The School of Education at the CUNY campus initiated last fall a new method of judging teacher candidates based on their "dispositions," a vogue in teacher training across the country that focuses on evaluating teachers' values, apart from their classroom performance.
Critics of the assessment policy warned that aspiring teachers are being judged on how closely their political views are aligned with their instructor's. Ultimately, they said, teacher candidates could be ousted from the School of Education if they are found to have the wrong dispositions.
I was lucky - I was credentialed in 1987, before PC nonsense was firmly entrenched in state schools. Although I was then, as now, more than a little outspoken and irascible, my professors were more amused than otherwise, and did not penalize me for expressing myself in blunt terms.
No so today. Two years, I needed a class in education, with a focus on some aspect of social science. I chose EDB 609: Comparative & International Education.
As Julia Roberts said in Pretty Woman - Big mistake. Huge.
Initially, I threw myself into discussions, antcipating that they would be moderated so as to keep them on focus and civil.
Quickly, it became apparent that the professor steered some of the class (the "right" students - those of color) to respond to any non-PC comment with attack mode. She approvingly nodded as they made one illogical statement after another, completely ignoring any calls to back up a statement with proof.
It didn't take long for the class to polarize. And to marginalize the dissenters. Most folded, wanting to preserve their GPA. I didn't care. I didn't believe that I would suffer in a lowered grade. After all, the final project (a majority of our grade) was a PowerPoint presentation of a research project, and I was very good at both PowerPoint and research.
Boy, was I wrong.

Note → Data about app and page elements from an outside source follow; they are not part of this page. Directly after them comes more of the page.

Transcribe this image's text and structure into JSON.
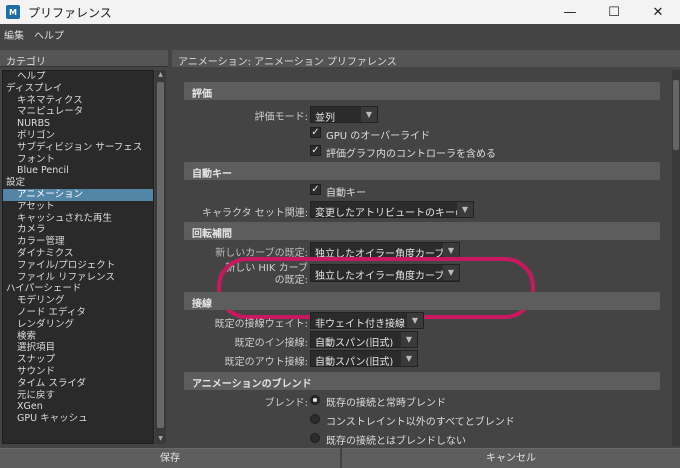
{
  "window": {
    "title": "プリファレンス",
    "app_icon_label": "M",
    "controls": {
      "minimize": "—",
      "maximize": "☐",
      "close": "✕"
    }
  },
  "menubar": {
    "items": [
      "編集",
      "ヘルプ"
    ]
  },
  "left_panel": {
    "header": "カテゴリ",
    "items": [
      {
        "label": "ヘルプ",
        "level": 1
      },
      {
        "label": "ディスプレイ",
        "level": 0
      },
      {
        "label": "キネマティクス",
        "level": 1
      },
      {
        "label": "マニピュレータ",
        "level": 1
      },
      {
        "label": "NURBS",
        "level": 1
      },
      {
        "label": "ポリゴン",
        "level": 1
      },
      {
        "label": "サブディビジョン サーフェス",
        "level": 1
      },
      {
        "label": "フォント",
        "level": 1
      },
      {
        "label": "Blue Pencil",
        "level": 1
      },
      {
        "label": "設定",
        "level": 0
      },
      {
        "label": "アニメーション",
        "level": 1,
        "selected": true
      },
      {
        "label": "アセット",
        "level": 1
      },
      {
        "label": "キャッシュされた再生",
        "level": 1
      },
      {
        "label": "カメラ",
        "level": 1
      },
      {
        "label": "カラー管理",
        "level": 1
      },
      {
        "label": "ダイナミクス",
        "level": 1
      },
      {
        "label": "ファイル/プロジェクト",
        "level": 1
      },
      {
        "label": "ファイル リファレンス",
        "level": 1
      },
      {
        "label": "ハイパーシェード",
        "level": 0
      },
      {
        "label": "モデリング",
        "level": 1
      },
      {
        "label": "ノード エディタ",
        "level": 1
      },
      {
        "label": "レンダリング",
        "level": 1
      },
      {
        "label": "検索",
        "level": 1
      },
      {
        "label": "選択項目",
        "level": 1
      },
      {
        "label": "スナップ",
        "level": 1
      },
      {
        "label": "サウンド",
        "level": 1
      },
      {
        "label": "タイム スライダ",
        "level": 1
      },
      {
        "label": "元に戻す",
        "level": 1
      },
      {
        "label": "XGen",
        "level": 1
      },
      {
        "label": "GPU キャッシュ",
        "level": 1
      }
    ]
  },
  "right_panel": {
    "header": "アニメーション: アニメーション プリファレンス",
    "sections": {
      "eval": {
        "title": "評価",
        "mode_label": "評価モード:",
        "mode_value": "並列",
        "gpu_override": "GPU のオーバーライド",
        "graph_controllers": "評価グラフ内のコントローラを含める"
      },
      "autokey": {
        "title": "自動キー",
        "autokey_label": "自動キー",
        "char_set_label": "キャラクタ セット関連:",
        "char_set_value": "変更したアトリビュートのキーのみ"
      },
      "rotation": {
        "title": "回転補間",
        "new_curve_label": "新しいカーブの既定:",
        "new_curve_value": "独立したオイラー角度カーブ",
        "hik_label_line1": "新しい HIK カーブ",
        "hik_label_line2": "の既定:",
        "hik_value": "独立したオイラー角度カーブ"
      },
      "tangents": {
        "title": "接線",
        "weight_label": "既定の接線ウェイト:",
        "weight_value": "非ウェイト付き接線",
        "in_label": "既定のイン接線:",
        "in_value": "自動スパン(旧式)",
        "out_label": "既定のアウト接線:",
        "out_value": "自動スパン(旧式)"
      },
      "blend": {
        "title": "アニメーションのブレンド",
        "blend_label": "ブレンド:",
        "options": [
          {
            "label": "既存の接続と常時ブレンド",
            "selected": true
          },
          {
            "label": "コンストレイント以外のすべてとブレンド",
            "selected": false
          },
          {
            "label": "既存の接続とはブレンドしない",
            "selected": false
          }
        ]
      }
    }
  },
  "buttons": {
    "save": "保存",
    "cancel": "キャンセル"
  },
  "colors": {
    "selection": "#5285a6",
    "annotation": "#c8185f"
  }
}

As soon as I started my oral presentation, I knew I was in trouble. She made a face like she'd smelled something bad, and kept that expression on her face the entire time.
Initially, I assumed that I was making my report (Distance Education) too technical for her. So I simplified and added to my explanation.
That made no difference. My final grade was B-.
I got even, though. I posted the story of my experiences on No Indoctrination, which allows you to publicly nail the ba$tard$ who use their position to push their agenda on the unsuspecting.